Whether out of boredom or a stroke of genius, one night he decided to take some scrap metal from his plant and one of the ceramic burners to build a grill. He took it home to cook some food and discovered that not only did it cook food quicker, it also didn't dry out food as much as traditional grills. This was the beginning of TEC Infrared Grills.
His first grills used a 50/50 combination of infrared energy and hot air. This was because, while the ceramic burners had a number of benefits, they also had one major drawback; the heat couldn't be lowered very much. In applications where low heat was needed, a ceramic burner would burn the food. Combining both methods of cooking into his grills allowed for users to cook at a range of temperatures, while still enjoying the benefits of infrared cooking.

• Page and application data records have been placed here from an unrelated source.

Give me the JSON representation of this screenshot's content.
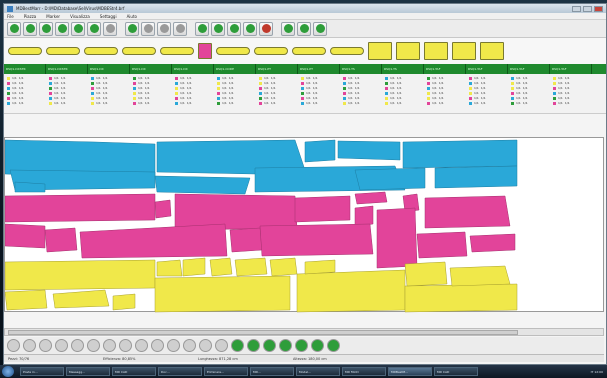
{
  "window": {
    "title": "MDBestMarr - D:\\MD\\Database\\Sel\\Virus\\MDBEStr4.brf"
  },
  "menu": [
    "File",
    "Piazza",
    "Marker",
    "Visualizza",
    "Settaggi",
    "Aiuto"
  ],
  "toolbar": {
    "buttons": [
      {
        "icon": "play-icon",
        "color": "#2e9d3a"
      },
      {
        "icon": "forward-icon",
        "color": "#2e9d3a"
      },
      {
        "icon": "record-icon",
        "color": "#2e9d3a"
      },
      {
        "icon": "save-icon",
        "color": "#2e9d3a"
      },
      {
        "icon": "export-icon",
        "color": "#2e9d3a"
      },
      {
        "icon": "undo-icon",
        "color": "#2e9d3a"
      },
      {
        "icon": "stop-icon",
        "color": "#9a9a9a"
      },
      {
        "icon": "cursor-icon",
        "color": "#2e9d3a"
      },
      {
        "icon": "select-icon",
        "color": "#9a9a9a"
      },
      {
        "icon": "copy-icon",
        "color": "#9a9a9a"
      },
      {
        "icon": "paste-icon",
        "color": "#9a9a9a"
      },
      {
        "icon": "rotate-icon",
        "color": "#2e9d3a"
      },
      {
        "icon": "flip-icon",
        "color": "#2e9d3a"
      },
      {
        "icon": "wave-icon",
        "color": "#2e9d3a"
      },
      {
        "icon": "layer-icon",
        "color": "#2e9d3a"
      },
      {
        "icon": "color-icon",
        "color": "#c0392b"
      },
      {
        "icon": "user-icon",
        "color": "#2e9d3a"
      },
      {
        "icon": "add-icon",
        "color": "#2e9d3a"
      },
      {
        "icon": "ok-icon",
        "color": "#2e9d3a"
      }
    ]
  },
  "pieces": [
    {
      "shape": "bar",
      "color": "#f0e84a",
      "w": 26
    },
    {
      "shape": "bar",
      "color": "#f0e84a",
      "w": 26
    },
    {
      "shape": "bar",
      "color": "#f0e84a",
      "w": 26
    },
    {
      "shape": "bar",
      "color": "#f0e84a",
      "w": 26
    },
    {
      "shape": "bar",
      "color": "#f0e84a",
      "w": 26
    },
    {
      "shape": "block",
      "color": "#e2449a",
      "w": 14
    },
    {
      "shape": "bar",
      "color": "#f0e84a",
      "w": 26
    },
    {
      "shape": "bar",
      "color": "#f0e84a",
      "w": 26
    },
    {
      "shape": "bar",
      "color": "#f0e84a",
      "w": 26
    },
    {
      "shape": "bar",
      "color": "#f0e84a",
      "w": 26
    },
    {
      "shape": "square",
      "color": "#f0e84a",
      "w": 22
    },
    {
      "shape": "square",
      "color": "#f0e84a",
      "w": 22
    },
    {
      "shape": "square",
      "color": "#f0e84a",
      "w": 22
    },
    {
      "shape": "square",
      "color": "#f0e84a",
      "w": 22
    },
    {
      "shape": "square",
      "color": "#f0e84a",
      "w": 22
    }
  ],
  "piece_labels": [
    "RSQ1-DXSTR",
    "RSQ1-DXSTR",
    "RSQ1-DX",
    "RSQ1-DX",
    "RSQ1-DX",
    "RSQ1-CODE",
    "RSQ1-PT",
    "RSQ1-PT",
    "RSQ1-TS",
    "RSQ1-TS",
    "RSQ1-TAF",
    "RSQ1-TAF",
    "RSQ1-TAF",
    "RSQ1-TAF"
  ],
  "grid_rows": [
    {
      "colors": [
        "#f0e84a",
        "#e2449a",
        "#2aa8d8",
        "#2e9d3a",
        "#e2449a",
        "#2aa8d8",
        "#f0e84a"
      ],
      "a": "1/1",
      "b": "1/1"
    }
  ],
  "status": {
    "pezzi": "Pezzi: 70/76",
    "efficienza": "Efficienza: 80,85%",
    "lunghezza": "Lunghezza: 871,28 cm",
    "altezza": "Altezza: 180,00 cm"
  },
  "taskbar": [
    {
      "label": "Posta in...",
      "active": false
    },
    {
      "label": "Messagg...",
      "active": false
    },
    {
      "label": "MD CAD",
      "active": false
    },
    {
      "label": "Doc...",
      "active": false
    },
    {
      "label": "Eliminare...",
      "active": false
    },
    {
      "label": "MD...",
      "active": false
    },
    {
      "label": "Model...",
      "active": false
    },
    {
      "label": "MD FACD",
      "active": false
    },
    {
      "label": "MDBestM...",
      "active": true
    },
    {
      "label": "MD CAD",
      "active": false
    }
  ],
  "tray": "IT  12:00",
  "colors": {
    "cyan": "#2aa8d8",
    "magenta": "#e2449a",
    "yellow": "#f0e84a",
    "green": "#1f8a2e"
  }
}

Bill is a lifelong inventor with more than 60 patents to his name. Nearly 80 years old now, he still regularly works 50 or more hours a week and often shows up at work in the middle of the night to continue working on new ideas. He may appear to be just like any average South Carolina guy who loves to grill steak while listening to country music, but unlike the average guy, his favorite book is "Mathematics for Scientists and Engineers.”
How Infrared Grills Work
Infrared red grills work by emitting infrared heat into the food being cooked. Infrared waves, are electromagnetic waves that are between microwaves and visible light waves on the electromagnetic spectrum. The different types of infrared waves are categorized by their frequency: near, mid, or far.
This constant flow of air is what causes food to dry out on a grill.
Near infrared waves are the kind generated by pushing the button on a TV remote control. They don't generate a noticeable amount of heat and aren't suitable for cooking. Far infrared waves do generate a significant amount of heat, making them ideal for cooking.
Charcoal and gas grills can only reach roughly 700 degree Fahrenheit, whereas infrared grills average around 900 degrees, and can reach as high as 1600 degrees. Charcoal and gas grills also cook food predominantly through convection, which is the movement of hot air. As the fire in charcoal and gas grills burns, it causes the air to heat up and rise, continuously circulating around the food. This constant flow of air is what causes food to dry out on a grill.
Infrared grills utilize the heat radiated from a solid surface to cook food. This heat is radiated in the form of far infrared waves. The heating element also heats the air in a similar manner to gas and charcoal grills, but circulates less air so the food can retain more of its natural moisture. The higher temperatures of infrared grills also allow for the food to be cooked quicker, with less time exposed to the circulating air.
Tips For Using Infrared Grills
As with more traditional grills, an infrared red grill must also be preheated before starting to cook food. This allows the grate to get hot, sterilizing it and expanding the metal enough so that the pores close, reducing the chance of food sticking. Unlike gas grills, which need to heat up for roughly 10 minutes, and charcoal grills, which often need 20 minutes or more, infrared grills are preheated and ready to cook in five minutes or less.
For example, a chicken breast can be fully cooked in roughly 10 minutes.
Protein and vegetable cooking time must be reduced on infrared grills or the food will be overcooked. As mentioned previously, infrared grills cook at temperatures well above what traditional grills can reach. For his reason, the cooking on infrared grills takes about half of the time it takes on gas and charcoal grills. For example, a chicken breast can be fully cooked in roughly 10 minutes.
One should also reduce the heat setting they normally cook with on infrared grills by 30 percent. So if you normally cook your steaks on high, start by setting your infrared grill to medium or medium high. It is easier to increase the heat without hurting the food than to decrease it.